The amount of water your cactus needs depends on the season. Ideally, you should water your cacti whenever the compost dries out fully from your last watering. When this happens, water again and don’t give any more until the compost has dried out once again. The more sun your cactus gets the more water it needs! In the summer months, you will experience times you will have to water once every 2 weeks depending on how hot your area is.
Give less water if the plants are growing in a colder or shady position. Also, in winter times you should water your cacti less, giving just enough to keep the soil almost dry. Just remember, cacti only need sufficient water to prevent them from shriveling.
Besides giving your cactus the right amount of water, a cactus plant also requires the proper type of soil. If your soil stays moist, this will cause problems. Your soil mixture should be rather sandy with plenty of drainage. I personally aim to have a mixture of about 1/3 washed sand, 1/3 soil and 1/3 gritty amendment such as pumice (volcanic rock).

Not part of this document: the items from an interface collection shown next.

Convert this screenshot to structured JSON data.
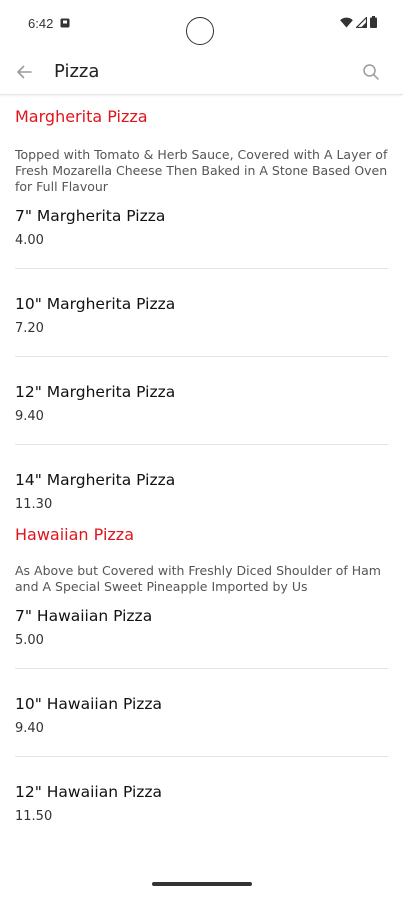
{
  "status_bar": {
    "time": "6:42"
  },
  "app_bar": {
    "title": "Pizza"
  },
  "categories": [
    {
      "title": "Margherita Pizza",
      "description": "Topped with Tomato & Herb Sauce, Covered with A Layer of Fresh Mozarella Cheese Then Baked in A Stone Based Oven for Full Flavour",
      "items": [
        {
          "name": "7\" Margherita Pizza",
          "price": "4.00"
        },
        {
          "name": "10\" Margherita Pizza",
          "price": "7.20"
        },
        {
          "name": "12\" Margherita Pizza",
          "price": "9.40"
        },
        {
          "name": "14\" Margherita Pizza",
          "price": "11.30"
        }
      ]
    },
    {
      "title": "Hawaiian Pizza",
      "description": "As Above but Covered with Freshly Diced Shoulder of Ham and A Special Sweet Pineapple Imported by Us",
      "items": [
        {
          "name": "7\" Hawaiian Pizza",
          "price": "5.00"
        },
        {
          "name": "10\" Hawaiian Pizza",
          "price": "9.40"
        },
        {
          "name": "12\" Hawaiian Pizza",
          "price": "11.50"
        }
      ]
    }
  ],
  "colors": {
    "accent": "#e0141b",
    "divider": "#e4e4e4"
  },
  "icons": {
    "back": "arrow-back-icon",
    "search": "search-icon",
    "wifi": "wifi-icon",
    "signal": "signal-icon",
    "battery": "battery-icon"
  }
}
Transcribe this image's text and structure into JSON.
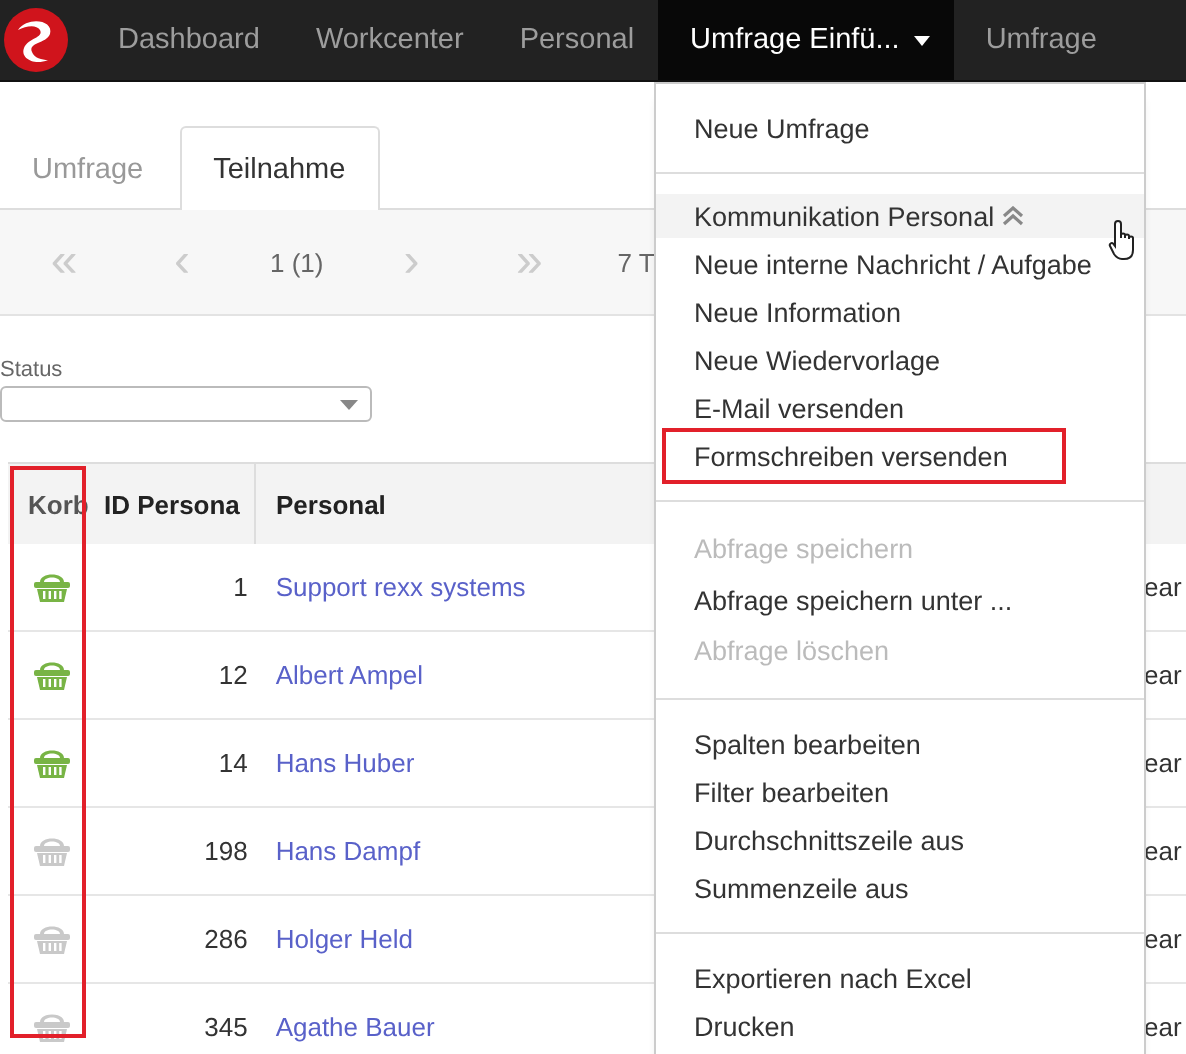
{
  "navbar": {
    "items": [
      {
        "label": "Dashboard",
        "selected": false,
        "dropdown": false
      },
      {
        "label": "Workcenter",
        "selected": false,
        "dropdown": false
      },
      {
        "label": "Personal",
        "selected": false,
        "dropdown": false
      },
      {
        "label": "Umfrage Einfü...",
        "selected": true,
        "dropdown": true
      },
      {
        "label": "Umfrage",
        "selected": false,
        "dropdown": false
      }
    ]
  },
  "tabs": [
    {
      "label": "Umfrage",
      "selected": false
    },
    {
      "label": "Teilnahme",
      "selected": true
    }
  ],
  "pager": {
    "first": "«",
    "prev": "‹",
    "page": "1 (1)",
    "next": "›",
    "last": "»",
    "count": "7 T"
  },
  "filter": {
    "label": "Status"
  },
  "table": {
    "columns": [
      {
        "label": "Korb",
        "highlighted": true
      },
      {
        "label": "ID Persona",
        "highlighted": false
      },
      {
        "label": "Personal",
        "highlighted": false
      }
    ],
    "rows": [
      {
        "in_basket": true,
        "id": "1",
        "name": "Support rexx systems",
        "column_4": "ear"
      },
      {
        "in_basket": true,
        "id": "12",
        "name": "Albert Ampel",
        "column_4": "ear"
      },
      {
        "in_basket": true,
        "id": "14",
        "name": "Hans Huber",
        "column_4": "ear"
      },
      {
        "in_basket": false,
        "id": "198",
        "name": "Hans Dampf",
        "column_4": "ear"
      },
      {
        "in_basket": false,
        "id": "286",
        "name": "Holger Held",
        "column_4": "ear"
      },
      {
        "in_basket": false,
        "id": "345",
        "name": "Agathe Bauer",
        "column_4": "ear"
      }
    ]
  },
  "menu": {
    "groups": [
      {
        "items": [
          {
            "label": "Neue Umfrage",
            "kind": "item",
            "disabled": false,
            "hovered": false,
            "highlighted": false
          }
        ]
      },
      {
        "items": [
          {
            "label": "Kommunikation Personal",
            "kind": "section",
            "disabled": false,
            "hovered": true,
            "highlighted": false
          },
          {
            "label": "Neue interne Nachricht / Aufgabe",
            "kind": "item",
            "disabled": false,
            "hovered": false,
            "highlighted": false
          },
          {
            "label": "Neue Information",
            "kind": "item",
            "disabled": false,
            "hovered": false,
            "highlighted": false
          },
          {
            "label": "Neue Wiedervorlage",
            "kind": "item",
            "disabled": false,
            "hovered": false,
            "highlighted": false
          },
          {
            "label": "E-Mail versenden",
            "kind": "item",
            "disabled": false,
            "hovered": false,
            "highlighted": false
          },
          {
            "label": "Formschreiben versenden",
            "kind": "item",
            "disabled": false,
            "hovered": false,
            "highlighted": true
          }
        ]
      },
      {
        "items": [
          {
            "label": "Abfrage speichern",
            "kind": "item",
            "disabled": true,
            "hovered": false,
            "highlighted": false
          },
          {
            "label": "Abfrage speichern unter ...",
            "kind": "item",
            "disabled": false,
            "hovered": false,
            "highlighted": false
          },
          {
            "label": "Abfrage löschen",
            "kind": "item",
            "disabled": true,
            "hovered": false,
            "highlighted": false
          }
        ]
      },
      {
        "items": [
          {
            "label": "Spalten bearbeiten",
            "kind": "item",
            "disabled": false,
            "hovered": false,
            "highlighted": false
          },
          {
            "label": "Filter bearbeiten",
            "kind": "item",
            "disabled": false,
            "hovered": false,
            "highlighted": false
          },
          {
            "label": "Durchschnittszeile aus",
            "kind": "item",
            "disabled": false,
            "hovered": false,
            "highlighted": false
          },
          {
            "label": "Summenzeile aus",
            "kind": "item",
            "disabled": false,
            "hovered": false,
            "highlighted": false
          }
        ]
      },
      {
        "items": [
          {
            "label": "Exportieren nach Excel",
            "kind": "item",
            "disabled": false,
            "hovered": false,
            "highlighted": false
          },
          {
            "label": "Drucken",
            "kind": "item",
            "disabled": false,
            "hovered": false,
            "highlighted": false
          }
        ]
      }
    ]
  }
}
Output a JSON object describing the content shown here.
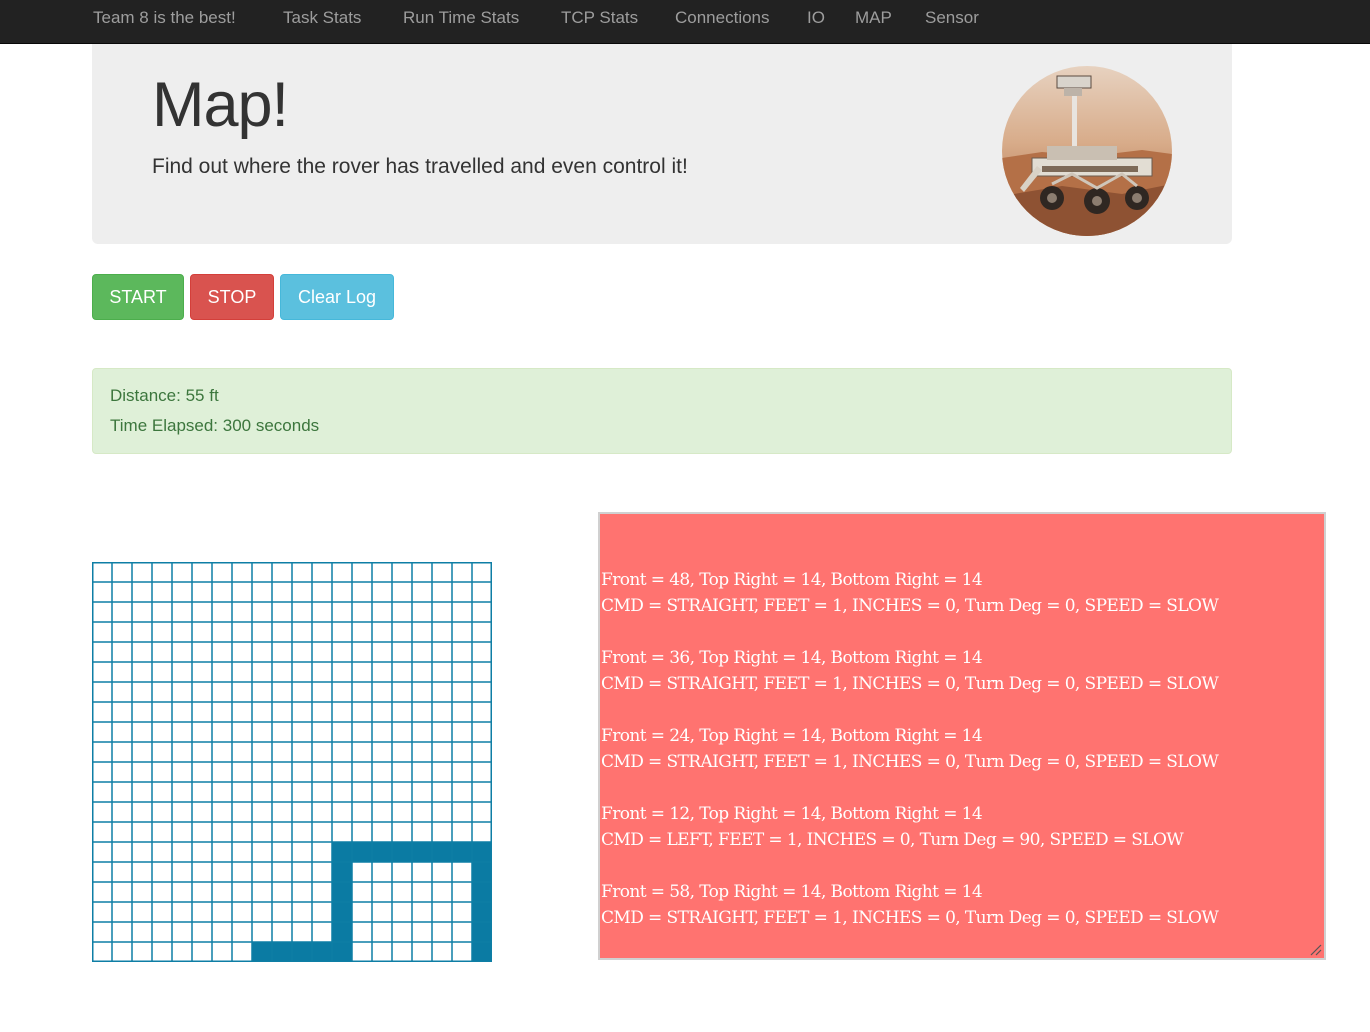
{
  "navbar": {
    "brand": "Team 8 is the best!",
    "items": [
      "Task Stats",
      "Run Time Stats",
      "TCP Stats",
      "Connections",
      "IO",
      "MAP",
      "Sensor"
    ]
  },
  "jumbotron": {
    "title": "Map!",
    "subtitle": "Find out where the rover has travelled and even control it!",
    "image_icon": "mars-rover-photo"
  },
  "buttons": {
    "start": "START",
    "stop": "STOP",
    "clear": "Clear Log"
  },
  "stats": {
    "distance": "Distance: 55 ft",
    "time": "Time Elapsed: 300 seconds"
  },
  "map": {
    "rows": 20,
    "cols": 20,
    "grid_color": "#0e7ea5",
    "path_color": "#0b7ba3",
    "path_cells": [
      [
        14,
        12
      ],
      [
        14,
        13
      ],
      [
        14,
        14
      ],
      [
        14,
        15
      ],
      [
        14,
        16
      ],
      [
        14,
        17
      ],
      [
        14,
        18
      ],
      [
        14,
        19
      ],
      [
        15,
        12
      ],
      [
        16,
        12
      ],
      [
        17,
        12
      ],
      [
        18,
        12
      ],
      [
        15,
        19
      ],
      [
        16,
        19
      ],
      [
        17,
        19
      ],
      [
        18,
        19
      ],
      [
        19,
        19
      ],
      [
        19,
        8
      ],
      [
        19,
        9
      ],
      [
        19,
        10
      ],
      [
        19,
        11
      ],
      [
        19,
        12
      ]
    ]
  },
  "log": {
    "background": "#ff7370",
    "lines": [
      "Front = 48, Top Right = 14, Bottom Right = 14",
      "CMD = STRAIGHT, FEET = 1, INCHES = 0, Turn Deg = 0, SPEED = SLOW",
      "",
      "Front = 36, Top Right = 14, Bottom Right = 14",
      "CMD = STRAIGHT, FEET = 1, INCHES = 0, Turn Deg = 0, SPEED = SLOW",
      "",
      "Front = 24, Top Right = 14, Bottom Right = 14",
      "CMD = STRAIGHT, FEET = 1, INCHES = 0, Turn Deg = 0, SPEED = SLOW",
      "",
      "Front = 12, Top Right = 14, Bottom Right = 14",
      "CMD = LEFT, FEET = 1, INCHES = 0, Turn Deg = 90, SPEED = SLOW",
      "",
      "Front = 58, Top Right = 14, Bottom Right = 14",
      "CMD = STRAIGHT, FEET = 1, INCHES = 0, Turn Deg = 0, SPEED = SLOW"
    ]
  }
}
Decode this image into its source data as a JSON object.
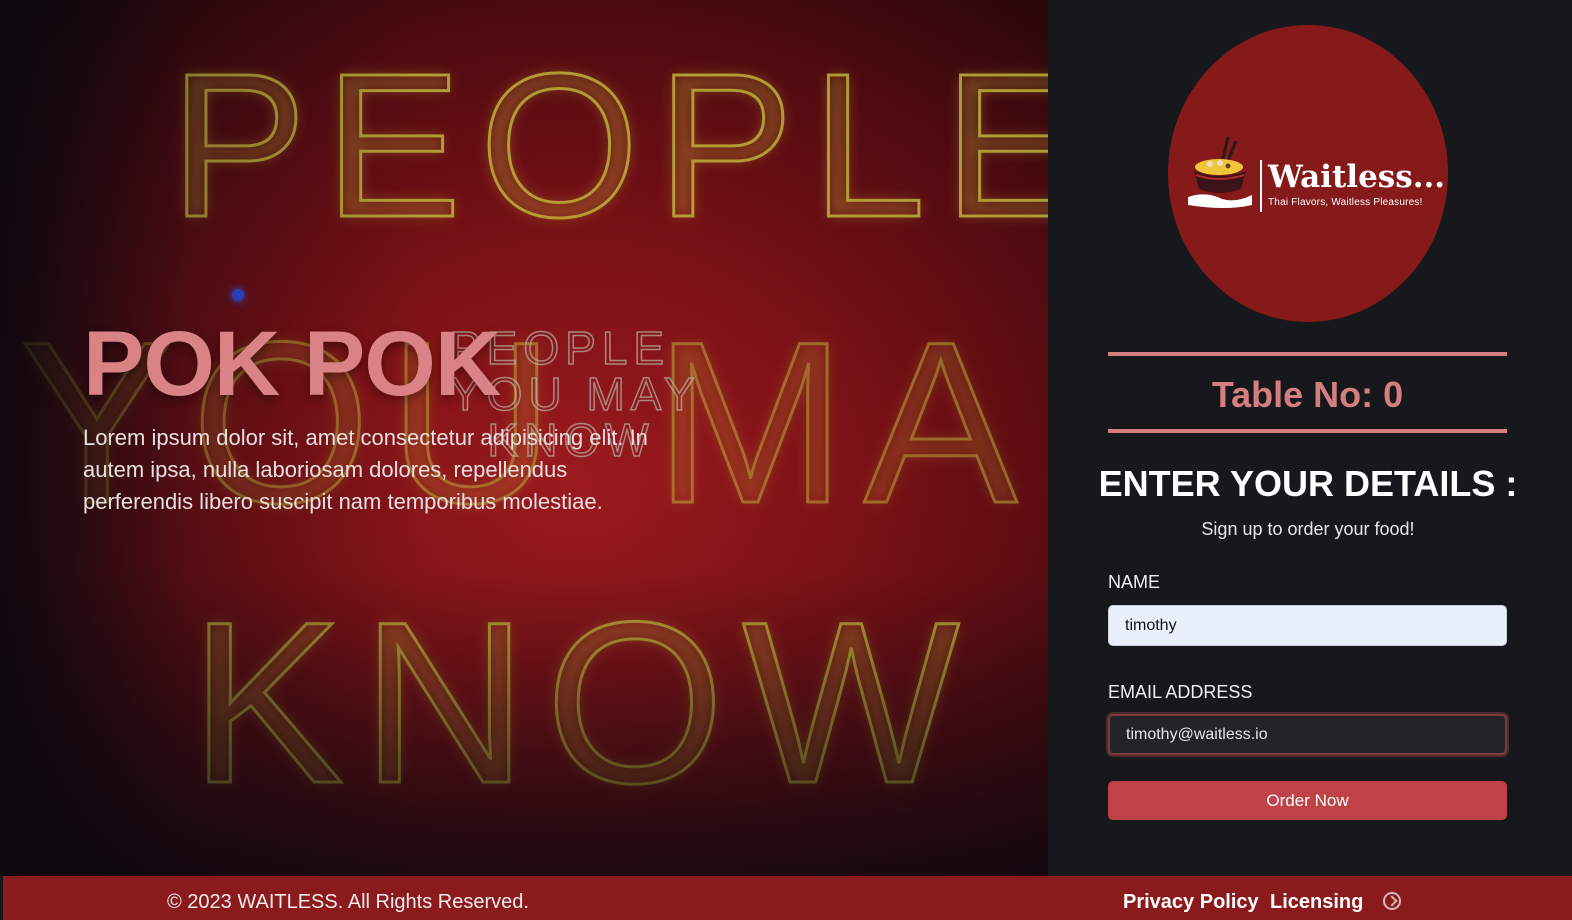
{
  "hero": {
    "title": "POK POK",
    "description": "Lorem ipsum dolor sit, amet consectetur adipisicing elit. In autem ipsa, nulla laboriosam dolores, repellendus perferendis libero suscipit nam temporibus molestiae."
  },
  "logo": {
    "name": "Waitless...",
    "tagline": "Thai Flavors, Waitless Pleasures!"
  },
  "table": {
    "label": "Table No: 0"
  },
  "form": {
    "heading": "ENTER YOUR DETAILS :",
    "subheading": "Sign up to order your food!",
    "name_label": "NAME",
    "name_value": "timothy",
    "email_label": "EMAIL ADDRESS",
    "email_value": "timothy@waitless.io",
    "submit_label": "Order Now"
  },
  "footer": {
    "copyright": "© 2023 WAITLESS. All Rights Reserved.",
    "links": [
      "Privacy Policy",
      "Licensing"
    ],
    "icon": "compass-icon"
  },
  "colors": {
    "accent": "#d57e80",
    "button": "#bf4246",
    "footer": "#8b1a1c",
    "logo_circle": "#861a1a",
    "panel_bg": "#17181b"
  }
}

In addition to planting your cactus in the correct soil, making sure your cactus has enough nutrients is even more important. Fertilizing your cactus will help them adapt, actively grow and stay healthy. Cactus fertilizer requirements are very easy. Any good houseplant food (diluted to half) that’s higher in phosphorus than nitrogen is a good choice.
You should at least fertilize your cactus plants once a year. But if you’re really organized and can set up a schedule, feeding them 2-3 times per year in the spring, summer and fall will easily satisfy your cacti fertilizer requirements.
Keeping your cactus plants fed with nutrients and giving them the correct soil will prevent your cactus from shriveling.
Diseases and pests
You will not always see pests and diseases from the outside. If you are at the point that you are going to repot your cactus and want to make sure you don't transfer any possible diseases.
I would recommend that you repot the cactus but wash all the old soil away from around the roots before repotting. This will also give you the opportunity to inspect the roots and base of your cactus properly to see if it has root rot.
Like most other plants, cacti won't grow at the same pace all year round. With fluctuations in environmental influences, most cacti will go through growth phases where they grow less (dormancy) or grow more (actively growing).
Even with the best care, some species of cactus will shrivel once per year as they go into a dormant state for several months. This typically happens during the winter months when temperatures drop. If an otherwise healthy cactus that normally does well on the amount of water received begins to shrivel, it is probably going into a dormant period. When the weather warms up, it will return to its normal state and start to actively grow again.
How to distinguish rot from shriveling
It can be really frustrating to find out if your cactus is rotting or shriveling because of other reasons. To distinguish rot from shriveling you can do a few things. First carefully poke your cacti, How does the body itself feel? if squishy a good chance you have got a rot problem and you need to check if you can still do something about it.
When you poke your cactus it shouldn't be able to move. Do they seem firmly rooted in the soil or are they like a loose tooth? Healthy roots don't allow the plant to wiggle. If your cactus seems pretty well stable in your planter pot, this means that your root system is fine. Otherwise, your cactus might be rotting and needs further investigation.